In 1909, a free speech fight was conducted in Spokane by the "Wobblies", or working class members of the Industrial Workers of the World (IWW). At the time, "job sharks" charged a fee for signing up workers in the logging camps and employment agencies were known to cheat itinerant workers, with bribes sometimes paid to periodically fire entire work crews, generating repetitive fees. In 1908, the IWW launched a campaign with the slogan "Don't Buy Jobs." The agencies countered by pressuring the city council to pass an ordinance against street speaking, or soapboxing, a common method of recruitment for the union. When religious organizations obtained an exemption from the ordinance, the IWW initiated a free speech fight. In one day 150 men were arrested and crowded into Spokane jails. More IWW members from all over the West soon arrived to participate in what was becoming a publicity venture.
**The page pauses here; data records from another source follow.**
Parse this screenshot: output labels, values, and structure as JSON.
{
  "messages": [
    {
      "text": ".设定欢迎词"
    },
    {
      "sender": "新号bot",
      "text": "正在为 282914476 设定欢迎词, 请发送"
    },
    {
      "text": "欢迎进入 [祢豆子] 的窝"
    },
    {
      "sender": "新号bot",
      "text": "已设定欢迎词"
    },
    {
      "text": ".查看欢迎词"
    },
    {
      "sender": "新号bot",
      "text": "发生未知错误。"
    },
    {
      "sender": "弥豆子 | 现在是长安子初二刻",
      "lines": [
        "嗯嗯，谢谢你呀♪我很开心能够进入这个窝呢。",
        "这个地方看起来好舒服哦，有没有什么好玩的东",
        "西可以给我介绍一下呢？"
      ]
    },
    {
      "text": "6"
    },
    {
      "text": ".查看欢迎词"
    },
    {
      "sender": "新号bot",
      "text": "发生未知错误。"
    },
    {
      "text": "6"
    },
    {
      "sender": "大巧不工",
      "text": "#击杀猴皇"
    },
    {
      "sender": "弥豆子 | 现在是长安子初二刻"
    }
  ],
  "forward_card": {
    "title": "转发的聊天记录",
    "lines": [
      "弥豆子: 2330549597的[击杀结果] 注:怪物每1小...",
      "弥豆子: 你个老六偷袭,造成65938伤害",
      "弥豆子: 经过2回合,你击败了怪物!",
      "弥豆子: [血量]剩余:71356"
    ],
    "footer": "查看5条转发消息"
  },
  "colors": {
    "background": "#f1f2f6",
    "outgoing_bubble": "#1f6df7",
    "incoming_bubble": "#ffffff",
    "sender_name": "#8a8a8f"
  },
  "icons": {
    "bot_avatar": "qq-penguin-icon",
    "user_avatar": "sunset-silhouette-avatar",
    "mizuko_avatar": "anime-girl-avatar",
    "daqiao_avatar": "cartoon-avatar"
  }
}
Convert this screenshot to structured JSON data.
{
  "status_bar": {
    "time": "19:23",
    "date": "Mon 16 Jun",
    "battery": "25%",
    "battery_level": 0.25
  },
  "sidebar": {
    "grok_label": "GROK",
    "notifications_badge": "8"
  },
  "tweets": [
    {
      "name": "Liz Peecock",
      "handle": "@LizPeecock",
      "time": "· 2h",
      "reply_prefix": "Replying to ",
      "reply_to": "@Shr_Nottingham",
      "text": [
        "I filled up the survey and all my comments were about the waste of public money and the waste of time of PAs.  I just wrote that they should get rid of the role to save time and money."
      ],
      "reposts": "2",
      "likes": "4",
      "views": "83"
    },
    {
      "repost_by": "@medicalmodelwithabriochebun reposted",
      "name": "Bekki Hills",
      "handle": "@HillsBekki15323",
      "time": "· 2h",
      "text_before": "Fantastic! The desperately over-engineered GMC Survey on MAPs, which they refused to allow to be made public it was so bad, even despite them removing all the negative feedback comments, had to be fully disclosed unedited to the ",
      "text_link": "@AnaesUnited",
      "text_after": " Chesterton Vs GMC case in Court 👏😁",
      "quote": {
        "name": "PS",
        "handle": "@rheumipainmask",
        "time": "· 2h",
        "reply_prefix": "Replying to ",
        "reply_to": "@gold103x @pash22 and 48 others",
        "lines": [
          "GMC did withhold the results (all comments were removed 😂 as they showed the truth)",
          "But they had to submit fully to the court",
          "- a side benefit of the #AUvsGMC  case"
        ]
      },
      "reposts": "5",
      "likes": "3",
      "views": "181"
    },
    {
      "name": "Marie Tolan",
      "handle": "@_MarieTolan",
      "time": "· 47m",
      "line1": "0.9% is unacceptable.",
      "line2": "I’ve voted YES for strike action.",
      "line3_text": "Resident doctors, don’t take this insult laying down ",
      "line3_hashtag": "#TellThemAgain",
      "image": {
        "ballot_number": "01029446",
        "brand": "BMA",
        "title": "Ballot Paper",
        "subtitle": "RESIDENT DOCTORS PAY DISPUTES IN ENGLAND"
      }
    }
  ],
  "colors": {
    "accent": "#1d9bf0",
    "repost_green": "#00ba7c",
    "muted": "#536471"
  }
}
Within a few weeks the jails were overflowing. Among those jailed was feminist labor leader Elizabeth Gurley Flynn, who published an account of her experiences in a Spokane jail. The Western Federation of Miners called a boycott of all goods from Spokane to support the struggle, and taxpayers began to protest the cost of feeding the men. The city council repealed the ordinance.
Growth and decline
Spokane continued to grow rapidly through the early 20th century. By 1900, the population had reached 36,848, and by 1910 had more than tripled, to 104,402. The expansion and growth of Spokane abruptly stopped in the 1910s and was followed by a period of population decline. This growth pattern continued until 1917, when the population reached 150,323. Spokane's slowing economy largely contributed to this decline. Control of regional mines and resources became increasingly dominated by national corporations rather than locals, diverting capital outside of Spokane and decreasing growth and investment opportunities in the city. Over the next three years, the city suffered a massive loss in population. The 1920 census reported only 104,437 people, nearly one-third less than in 1917, and a mere 35 more than the census in 1910. The 1920s and 1930s saw similar but less drastic slow growth.
1974 World's Fair
Spokane hosted the first environmentally themed World's Fair in Expo '74, becoming the then-smallest city to ever host a World's Fair. This event transformed Spokane's downtown, removing a century of railroad industry that built the city and reinventing the urban core. The Spokane clock tower was once part of a Great Northern Railway depot that once occupied the site. Upon close inspection, it can be seen where bricks were added on and where the roof used to be. The clock tower is one of the biggest in the Northwest, with each of its clock faces measuring 9 feet (2.7 m) across.
Many of the structures built for the World's Fair are still standing and in use. The United States Pavilion sits next to an IMAX theater, and the Washington State Pavilion became the INB Performing Arts Center. The Expo site itself, located on Havermale Island, became the 100-acre (0.40 km2) Riverfront Park, containing, among other features, the U.S. Pavilion, the turn-of-the-20th-century Looff Carousel, and the Great Northern Railway clock tower, the last remnant of the vast rail depot that was demolished for Expo '74. The U.S. Pavilion and the clock tower are prominently featured in the park's logo.